The airport features a dedicated cargo terminal including facilities for the handling of radioactive and refrigerated freight.
Turkish Airlines has its headquarters in the Turkish Airlines General Management Building, located within the airport campus.
Istanbul Atatürk Airport ranked 17th in ACI statistics at the end of 2011 in terms of international traffic with almost 24 million international passengers. It ranked 29th in the world in terms of total passenger traffic with over 37.4 million passengers in 2011. Its total traffic within the last decade more than tripled, and its international traffic quadrupled.

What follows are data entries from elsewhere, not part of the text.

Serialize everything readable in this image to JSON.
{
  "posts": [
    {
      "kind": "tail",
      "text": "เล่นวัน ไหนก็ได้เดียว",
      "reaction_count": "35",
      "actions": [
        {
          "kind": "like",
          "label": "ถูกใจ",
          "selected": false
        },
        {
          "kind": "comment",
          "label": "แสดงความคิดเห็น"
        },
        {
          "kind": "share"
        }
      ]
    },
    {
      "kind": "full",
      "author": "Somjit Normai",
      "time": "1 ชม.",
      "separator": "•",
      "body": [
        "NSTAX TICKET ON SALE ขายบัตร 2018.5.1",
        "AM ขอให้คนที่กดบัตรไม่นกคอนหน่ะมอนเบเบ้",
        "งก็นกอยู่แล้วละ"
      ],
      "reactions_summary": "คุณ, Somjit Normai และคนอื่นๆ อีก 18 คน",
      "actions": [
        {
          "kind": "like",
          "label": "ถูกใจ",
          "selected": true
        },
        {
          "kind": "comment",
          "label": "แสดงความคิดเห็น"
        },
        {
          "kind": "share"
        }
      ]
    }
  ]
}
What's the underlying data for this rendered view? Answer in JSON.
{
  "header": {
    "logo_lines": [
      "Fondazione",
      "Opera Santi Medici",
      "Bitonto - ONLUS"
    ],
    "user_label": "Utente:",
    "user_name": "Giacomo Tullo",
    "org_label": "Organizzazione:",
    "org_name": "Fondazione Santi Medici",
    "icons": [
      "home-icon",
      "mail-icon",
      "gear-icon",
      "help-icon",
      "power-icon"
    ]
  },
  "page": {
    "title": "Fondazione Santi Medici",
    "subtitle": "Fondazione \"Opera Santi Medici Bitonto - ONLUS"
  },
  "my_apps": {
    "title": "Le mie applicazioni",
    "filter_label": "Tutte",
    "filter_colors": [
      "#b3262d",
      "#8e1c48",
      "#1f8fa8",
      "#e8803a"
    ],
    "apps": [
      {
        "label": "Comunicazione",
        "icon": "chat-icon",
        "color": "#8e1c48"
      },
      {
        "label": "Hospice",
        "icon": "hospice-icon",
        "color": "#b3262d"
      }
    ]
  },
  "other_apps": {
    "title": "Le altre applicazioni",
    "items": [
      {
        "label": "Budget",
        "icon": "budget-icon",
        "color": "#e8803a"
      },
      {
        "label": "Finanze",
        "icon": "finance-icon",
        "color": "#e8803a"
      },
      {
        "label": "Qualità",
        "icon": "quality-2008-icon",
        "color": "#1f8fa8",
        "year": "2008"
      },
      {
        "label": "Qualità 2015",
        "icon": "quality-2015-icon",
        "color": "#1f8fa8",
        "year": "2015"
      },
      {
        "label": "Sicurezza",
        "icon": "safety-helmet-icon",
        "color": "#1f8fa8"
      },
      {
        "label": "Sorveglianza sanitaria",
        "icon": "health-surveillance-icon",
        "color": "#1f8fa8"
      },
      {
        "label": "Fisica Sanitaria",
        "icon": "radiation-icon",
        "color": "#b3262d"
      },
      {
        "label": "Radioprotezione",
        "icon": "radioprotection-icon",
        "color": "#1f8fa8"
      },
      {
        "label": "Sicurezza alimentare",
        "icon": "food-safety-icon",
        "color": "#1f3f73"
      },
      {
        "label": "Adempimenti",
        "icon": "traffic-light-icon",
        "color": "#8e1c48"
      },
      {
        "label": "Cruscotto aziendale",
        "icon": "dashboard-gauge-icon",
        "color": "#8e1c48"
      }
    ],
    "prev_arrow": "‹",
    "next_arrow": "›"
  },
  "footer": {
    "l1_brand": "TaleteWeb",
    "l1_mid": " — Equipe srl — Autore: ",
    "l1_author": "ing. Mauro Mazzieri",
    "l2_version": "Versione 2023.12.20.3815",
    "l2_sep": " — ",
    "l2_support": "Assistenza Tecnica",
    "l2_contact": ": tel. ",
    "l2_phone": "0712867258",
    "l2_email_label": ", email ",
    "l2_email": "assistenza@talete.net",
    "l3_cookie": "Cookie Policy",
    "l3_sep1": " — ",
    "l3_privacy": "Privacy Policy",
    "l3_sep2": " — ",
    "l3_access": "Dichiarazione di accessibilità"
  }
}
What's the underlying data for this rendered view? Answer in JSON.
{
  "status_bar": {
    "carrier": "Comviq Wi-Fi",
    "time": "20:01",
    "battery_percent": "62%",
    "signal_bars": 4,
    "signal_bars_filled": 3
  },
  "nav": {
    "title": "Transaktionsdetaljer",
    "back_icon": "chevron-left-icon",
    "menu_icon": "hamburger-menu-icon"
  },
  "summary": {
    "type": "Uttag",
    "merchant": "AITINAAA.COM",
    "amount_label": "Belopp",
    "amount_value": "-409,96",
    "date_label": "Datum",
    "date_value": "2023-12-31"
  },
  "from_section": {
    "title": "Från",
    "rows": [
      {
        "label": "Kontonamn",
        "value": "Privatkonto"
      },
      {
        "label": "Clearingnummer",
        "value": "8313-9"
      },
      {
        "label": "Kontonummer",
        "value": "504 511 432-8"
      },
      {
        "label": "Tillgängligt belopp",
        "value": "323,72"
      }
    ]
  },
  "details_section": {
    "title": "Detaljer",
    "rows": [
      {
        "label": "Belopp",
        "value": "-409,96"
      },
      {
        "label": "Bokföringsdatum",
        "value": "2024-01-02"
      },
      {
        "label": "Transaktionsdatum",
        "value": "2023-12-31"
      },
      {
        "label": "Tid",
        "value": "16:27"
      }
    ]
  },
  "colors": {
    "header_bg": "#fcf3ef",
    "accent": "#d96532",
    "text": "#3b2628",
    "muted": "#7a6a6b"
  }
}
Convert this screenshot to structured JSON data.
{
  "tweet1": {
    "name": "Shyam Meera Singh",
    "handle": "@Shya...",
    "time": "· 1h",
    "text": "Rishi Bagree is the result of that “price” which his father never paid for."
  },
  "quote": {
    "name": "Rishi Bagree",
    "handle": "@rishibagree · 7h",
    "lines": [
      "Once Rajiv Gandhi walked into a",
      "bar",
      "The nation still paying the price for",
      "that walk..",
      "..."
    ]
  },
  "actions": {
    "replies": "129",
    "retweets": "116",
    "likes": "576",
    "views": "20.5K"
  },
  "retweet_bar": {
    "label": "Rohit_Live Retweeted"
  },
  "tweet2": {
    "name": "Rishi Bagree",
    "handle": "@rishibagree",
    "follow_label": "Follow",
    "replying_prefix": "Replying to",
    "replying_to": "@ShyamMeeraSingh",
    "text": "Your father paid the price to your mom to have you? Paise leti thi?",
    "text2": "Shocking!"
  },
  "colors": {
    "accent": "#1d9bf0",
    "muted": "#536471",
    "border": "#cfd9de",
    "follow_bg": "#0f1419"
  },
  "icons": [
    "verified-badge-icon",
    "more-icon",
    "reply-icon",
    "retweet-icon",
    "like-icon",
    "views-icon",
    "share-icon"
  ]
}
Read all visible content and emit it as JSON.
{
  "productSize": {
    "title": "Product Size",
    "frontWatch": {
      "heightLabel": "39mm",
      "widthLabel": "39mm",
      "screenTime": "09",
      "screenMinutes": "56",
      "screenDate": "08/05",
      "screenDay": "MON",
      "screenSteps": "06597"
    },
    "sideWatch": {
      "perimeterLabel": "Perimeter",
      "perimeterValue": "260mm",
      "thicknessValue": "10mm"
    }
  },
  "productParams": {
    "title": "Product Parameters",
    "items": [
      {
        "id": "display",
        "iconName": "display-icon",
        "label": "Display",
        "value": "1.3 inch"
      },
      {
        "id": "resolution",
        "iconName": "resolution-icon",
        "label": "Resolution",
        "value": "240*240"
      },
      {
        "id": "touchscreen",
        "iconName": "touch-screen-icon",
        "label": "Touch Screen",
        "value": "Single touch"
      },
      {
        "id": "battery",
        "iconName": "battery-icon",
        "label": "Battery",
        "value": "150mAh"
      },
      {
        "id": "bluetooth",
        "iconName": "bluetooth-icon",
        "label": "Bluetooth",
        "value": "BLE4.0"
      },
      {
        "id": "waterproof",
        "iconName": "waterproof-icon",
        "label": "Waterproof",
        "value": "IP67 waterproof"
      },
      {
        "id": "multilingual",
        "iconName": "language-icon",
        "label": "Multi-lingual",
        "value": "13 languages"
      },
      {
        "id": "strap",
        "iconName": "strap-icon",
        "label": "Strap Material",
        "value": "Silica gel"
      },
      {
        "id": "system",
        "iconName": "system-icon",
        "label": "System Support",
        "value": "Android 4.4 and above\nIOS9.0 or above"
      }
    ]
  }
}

On 25 April 2015, Turkish Airlines Flight 1878, operated by A320-200, TC-JPE was severely damaged in a landing accident. The aircraft aborted the first hard landing, which inflicted engine and gear damage. On the second attempt at landing, the right gear collapsed and the aircraft rolled off the runway spinning 180 degrees. All on board evacuated without injury.
On 28 June 2016, three terrorists killed 44 civilians by gunfire and subsequent suicide bombings, along with 239 civilians injured. The three men arrived in a taxi cab, and opened fire at the terminal. The three men then blew themselves up when police opened fire. The airport has X-ray scanners at the entrance to the terminal but security checks for cars are limited.
The Turkish Chamber of Civil Engineers lists ?stanbul Atatürk Airport as one of the fifty civil engineering feats in Turkey, a list of remarkable engineering projects completed in the first 50 years of the chamber's existence.
In the 2013 Air Transport News awards ceremony, ?stanbul Atatürk Airport was named Airport of the Year.
The airport was named Europe's Best Airport in the 40-50 million passenger per year category at the 2013 Skytrax World Airport Awards.